What Queensbury is finding shows a “great need” for a lakewide inspection program, he said.
Though many of the problems were minor, about 80% of the systems inspected so far in Queensbury have at least some sort of problem that required repair.
Where Wick sees questions about how big a deal that is—and reasons to do more studies—others, like West, see a known problem with a known solution.
“I think every lake basin around the world has proven if you address failing septic systems, you improve water quality,” West said.
A widespread precaution
Across New York, other water managers have decided septic regulations are worth it.
Routine septic inspections are mandatory for people living around Keuka Lake, Otsego Lake and Cayuga Lake, for instance. And New York City even helps pay for people in the Catskills to upgrade their septics in order to keep leaks from polluting the city’s water supply.
A new septic system can cost $30,000, which is surely why there is hesitation to make people deal with failing septics on their own. Last year, the Fund for Lake George worked with two banks to offer special loans to upgrade septic systems that are leaking sewage into the lake. The DEC’s plan for the lake said if there is an inspection program, the state should help pay to repair failing septic systems.
A number of people who want an inspection program argue homeowners have to realize the septic is just as much a part of their house as anything else.
“Their septic system is more important than their leak in the roof,” said Strough, the Queensbury supervisor.
Larry Eichler, a scientist at Rensselaer Polytechnic Institute’s freshwater research division, has been around for and involved with much of the modern research done on Lake George. His views are widely considered well-informed and even-keeled.
When he started in the late 1970s, septics were high on the list of problems. Gradually, they were supplanted by stormwater.
How much of the lake’s phosphorus—the cyanobacteria-feeding element—comes from septics is debatable. Numbers suggest it’s anywhere from 1% to 15%. By contrast, stormwater—rain and melting snow that sweeps pollution into the lake—is blamed for more than 40% of the phosphorus in the lake.
Although the septic problem may be smaller, it’s one of the things that local officials can control. Stormwater regulations in New York and nationally tend to be plodding, in part because mandatory controls on stormwater usually only kick in when property owners upgrade their homes.
So a program that required routine septic inspections would catch problems that stormwater regulations can’t fix.
“By keeping up with those you’re addressing a manageable part,” Eichler said.
The other phosphorus sources and causes of algal blooms are beyond the control of local officials.
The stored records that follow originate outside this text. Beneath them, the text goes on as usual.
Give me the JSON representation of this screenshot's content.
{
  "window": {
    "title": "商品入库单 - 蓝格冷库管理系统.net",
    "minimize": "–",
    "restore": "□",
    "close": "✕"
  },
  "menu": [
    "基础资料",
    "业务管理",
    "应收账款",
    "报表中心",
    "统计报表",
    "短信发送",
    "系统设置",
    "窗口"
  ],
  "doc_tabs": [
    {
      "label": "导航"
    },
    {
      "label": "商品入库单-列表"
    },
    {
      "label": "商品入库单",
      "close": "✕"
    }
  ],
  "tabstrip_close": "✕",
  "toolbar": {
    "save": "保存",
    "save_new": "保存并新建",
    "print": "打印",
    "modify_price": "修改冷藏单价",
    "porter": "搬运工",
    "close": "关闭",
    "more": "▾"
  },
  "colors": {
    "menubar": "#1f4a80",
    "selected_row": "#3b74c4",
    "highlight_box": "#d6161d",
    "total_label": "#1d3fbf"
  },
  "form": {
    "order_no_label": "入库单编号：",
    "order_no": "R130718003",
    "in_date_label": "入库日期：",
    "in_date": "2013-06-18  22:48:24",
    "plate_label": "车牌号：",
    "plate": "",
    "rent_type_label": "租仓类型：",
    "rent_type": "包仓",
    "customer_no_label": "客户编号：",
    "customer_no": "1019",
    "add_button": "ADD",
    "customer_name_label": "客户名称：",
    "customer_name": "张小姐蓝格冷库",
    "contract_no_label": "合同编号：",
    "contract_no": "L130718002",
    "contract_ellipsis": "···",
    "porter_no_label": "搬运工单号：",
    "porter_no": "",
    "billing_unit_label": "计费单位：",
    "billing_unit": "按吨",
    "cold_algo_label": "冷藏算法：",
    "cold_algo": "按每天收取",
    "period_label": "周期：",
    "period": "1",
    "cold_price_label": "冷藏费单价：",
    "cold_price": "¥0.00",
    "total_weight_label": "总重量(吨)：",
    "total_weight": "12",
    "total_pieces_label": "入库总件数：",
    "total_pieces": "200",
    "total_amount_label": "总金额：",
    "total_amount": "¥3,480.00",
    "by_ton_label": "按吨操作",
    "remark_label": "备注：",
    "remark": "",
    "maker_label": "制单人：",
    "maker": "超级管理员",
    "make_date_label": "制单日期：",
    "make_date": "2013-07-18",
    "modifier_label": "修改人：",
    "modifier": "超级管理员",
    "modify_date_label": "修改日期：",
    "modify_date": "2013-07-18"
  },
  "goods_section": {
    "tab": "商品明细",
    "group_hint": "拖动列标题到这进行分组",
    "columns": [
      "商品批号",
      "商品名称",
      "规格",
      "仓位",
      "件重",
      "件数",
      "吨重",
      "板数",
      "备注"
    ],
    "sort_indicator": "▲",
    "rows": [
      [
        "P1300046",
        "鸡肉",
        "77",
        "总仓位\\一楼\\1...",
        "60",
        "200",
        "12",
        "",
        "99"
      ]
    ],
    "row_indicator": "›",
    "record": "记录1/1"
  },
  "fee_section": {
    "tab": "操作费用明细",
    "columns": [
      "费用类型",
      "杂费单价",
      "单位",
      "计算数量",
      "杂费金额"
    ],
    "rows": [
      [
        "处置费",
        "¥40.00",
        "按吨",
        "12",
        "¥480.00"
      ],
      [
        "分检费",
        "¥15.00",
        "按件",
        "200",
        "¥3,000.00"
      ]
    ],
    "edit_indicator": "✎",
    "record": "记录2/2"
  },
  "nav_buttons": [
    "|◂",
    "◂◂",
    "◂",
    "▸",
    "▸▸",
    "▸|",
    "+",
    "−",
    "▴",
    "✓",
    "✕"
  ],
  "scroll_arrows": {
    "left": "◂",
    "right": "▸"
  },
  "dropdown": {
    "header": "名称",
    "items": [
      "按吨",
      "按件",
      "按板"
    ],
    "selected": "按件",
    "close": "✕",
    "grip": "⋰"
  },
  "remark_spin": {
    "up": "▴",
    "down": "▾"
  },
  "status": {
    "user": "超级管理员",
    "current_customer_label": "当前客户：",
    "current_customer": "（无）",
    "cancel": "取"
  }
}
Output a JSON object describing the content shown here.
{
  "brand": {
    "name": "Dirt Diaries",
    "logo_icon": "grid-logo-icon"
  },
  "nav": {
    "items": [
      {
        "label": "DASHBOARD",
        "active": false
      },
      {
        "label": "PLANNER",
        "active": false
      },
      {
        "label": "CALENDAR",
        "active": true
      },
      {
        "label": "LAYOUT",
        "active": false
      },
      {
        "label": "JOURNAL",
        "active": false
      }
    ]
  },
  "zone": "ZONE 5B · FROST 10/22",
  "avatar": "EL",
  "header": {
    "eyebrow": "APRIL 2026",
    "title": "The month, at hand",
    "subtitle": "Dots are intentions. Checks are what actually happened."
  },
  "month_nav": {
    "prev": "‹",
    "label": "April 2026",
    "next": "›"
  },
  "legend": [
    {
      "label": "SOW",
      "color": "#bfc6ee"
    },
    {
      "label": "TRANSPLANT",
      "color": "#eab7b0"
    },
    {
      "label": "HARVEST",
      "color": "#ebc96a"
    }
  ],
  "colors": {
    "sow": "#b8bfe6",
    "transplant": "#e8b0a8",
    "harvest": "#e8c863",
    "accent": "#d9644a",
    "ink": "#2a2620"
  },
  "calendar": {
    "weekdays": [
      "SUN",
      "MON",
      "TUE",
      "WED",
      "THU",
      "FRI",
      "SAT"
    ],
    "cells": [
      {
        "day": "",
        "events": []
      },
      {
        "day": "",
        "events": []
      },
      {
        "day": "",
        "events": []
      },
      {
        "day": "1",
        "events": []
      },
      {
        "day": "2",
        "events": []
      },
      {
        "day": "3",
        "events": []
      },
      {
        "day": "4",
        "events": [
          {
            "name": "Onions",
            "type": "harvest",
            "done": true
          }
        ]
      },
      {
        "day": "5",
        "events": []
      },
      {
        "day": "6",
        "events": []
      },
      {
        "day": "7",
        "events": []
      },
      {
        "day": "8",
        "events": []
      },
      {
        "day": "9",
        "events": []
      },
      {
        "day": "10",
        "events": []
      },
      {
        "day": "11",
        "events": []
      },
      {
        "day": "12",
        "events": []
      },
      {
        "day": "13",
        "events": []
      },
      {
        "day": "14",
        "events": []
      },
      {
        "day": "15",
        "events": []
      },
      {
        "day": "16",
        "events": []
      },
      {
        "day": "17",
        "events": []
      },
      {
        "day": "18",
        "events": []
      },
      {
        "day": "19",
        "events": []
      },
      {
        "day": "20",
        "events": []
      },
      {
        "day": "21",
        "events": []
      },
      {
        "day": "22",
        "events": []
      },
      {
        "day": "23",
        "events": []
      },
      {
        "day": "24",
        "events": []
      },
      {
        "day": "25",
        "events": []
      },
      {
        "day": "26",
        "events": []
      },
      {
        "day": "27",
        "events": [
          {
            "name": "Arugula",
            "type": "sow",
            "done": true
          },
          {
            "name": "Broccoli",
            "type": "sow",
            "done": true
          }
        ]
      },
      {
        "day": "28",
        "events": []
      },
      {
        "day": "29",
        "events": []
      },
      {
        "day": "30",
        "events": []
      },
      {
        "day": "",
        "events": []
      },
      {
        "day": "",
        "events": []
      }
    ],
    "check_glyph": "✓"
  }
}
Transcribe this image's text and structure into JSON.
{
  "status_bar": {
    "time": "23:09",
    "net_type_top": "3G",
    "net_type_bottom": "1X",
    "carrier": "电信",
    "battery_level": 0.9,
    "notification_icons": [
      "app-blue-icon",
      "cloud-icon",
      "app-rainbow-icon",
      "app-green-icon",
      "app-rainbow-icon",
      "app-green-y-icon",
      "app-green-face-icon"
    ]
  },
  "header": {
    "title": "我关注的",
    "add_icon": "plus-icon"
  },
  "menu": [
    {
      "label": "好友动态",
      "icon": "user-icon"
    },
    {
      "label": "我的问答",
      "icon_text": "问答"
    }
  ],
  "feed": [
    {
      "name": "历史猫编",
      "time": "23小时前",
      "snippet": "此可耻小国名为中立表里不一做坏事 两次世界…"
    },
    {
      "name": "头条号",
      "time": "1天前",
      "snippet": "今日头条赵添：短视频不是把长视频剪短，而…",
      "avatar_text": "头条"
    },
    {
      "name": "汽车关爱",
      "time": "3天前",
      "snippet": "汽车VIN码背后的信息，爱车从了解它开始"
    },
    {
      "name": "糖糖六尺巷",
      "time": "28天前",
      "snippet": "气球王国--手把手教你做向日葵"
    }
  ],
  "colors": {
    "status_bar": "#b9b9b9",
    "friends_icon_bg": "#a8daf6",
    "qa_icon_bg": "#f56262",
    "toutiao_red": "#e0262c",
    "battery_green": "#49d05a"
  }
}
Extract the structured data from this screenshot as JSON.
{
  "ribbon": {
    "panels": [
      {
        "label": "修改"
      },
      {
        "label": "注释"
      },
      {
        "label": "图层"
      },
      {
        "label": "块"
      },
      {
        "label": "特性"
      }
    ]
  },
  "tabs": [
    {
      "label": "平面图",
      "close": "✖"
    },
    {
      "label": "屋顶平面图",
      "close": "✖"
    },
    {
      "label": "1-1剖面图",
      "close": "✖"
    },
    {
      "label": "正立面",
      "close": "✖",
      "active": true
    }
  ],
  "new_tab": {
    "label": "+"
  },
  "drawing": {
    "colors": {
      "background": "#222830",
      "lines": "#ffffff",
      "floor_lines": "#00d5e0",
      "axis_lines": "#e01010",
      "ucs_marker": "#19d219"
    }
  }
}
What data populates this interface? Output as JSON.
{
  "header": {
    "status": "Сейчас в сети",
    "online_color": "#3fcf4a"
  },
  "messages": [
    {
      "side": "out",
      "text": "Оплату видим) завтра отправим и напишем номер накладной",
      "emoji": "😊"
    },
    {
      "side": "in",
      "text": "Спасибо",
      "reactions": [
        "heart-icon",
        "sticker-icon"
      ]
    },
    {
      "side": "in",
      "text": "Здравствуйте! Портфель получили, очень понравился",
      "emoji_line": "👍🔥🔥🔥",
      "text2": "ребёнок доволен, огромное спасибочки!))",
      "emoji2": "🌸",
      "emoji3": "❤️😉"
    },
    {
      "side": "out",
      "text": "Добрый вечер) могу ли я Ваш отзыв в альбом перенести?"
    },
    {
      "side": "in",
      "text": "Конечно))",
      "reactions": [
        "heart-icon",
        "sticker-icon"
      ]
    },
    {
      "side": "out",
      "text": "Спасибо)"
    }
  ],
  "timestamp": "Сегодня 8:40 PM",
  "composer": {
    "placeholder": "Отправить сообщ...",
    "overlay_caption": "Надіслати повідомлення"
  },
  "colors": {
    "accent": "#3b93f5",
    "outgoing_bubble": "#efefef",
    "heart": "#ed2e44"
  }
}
Some 13% of the phosphorus in the lake comes from the atmosphere. Also, while phosphorus levels have remained steady despite continued development in the watershed, climate change is warming the lake and extending the growing season for algal blooms.
No one is certain why the blooms happened when and where they did. Conditions across the Adirondacks were certainly warmer than usual, and Mirror Lake, in the Village of Lake Placid, had a bloom at the same time.
But the research is clear that conditions are changing, for whatever reason.
“People don’t agree on much around Lake George, but they do agree there is more algae now,” said Chris Navitsky, the head of Lake George Waterkeeper, a program that is affiliated with the Fund for Lake George.
His work in parts of the lake has identified a relationship between septic problems and algae, and between improvements to septic systems and better water.
Wick argues that’s not enough on its own to justify imposing septic regulations for the whole lake, which may act differently than certain well-studied bays. Regulating the wrong way, without proving to people and agencies that it’s needed, could complicate future efforts to confront pollution, he said.
Collins agreed that it’s hard to prove that an algal bloom is caused by a septic leak. Still, she said, years of research, in New York and across the globe, have made a connection that demands action. Regulating septics is a start.
“You control what you can control,” she said.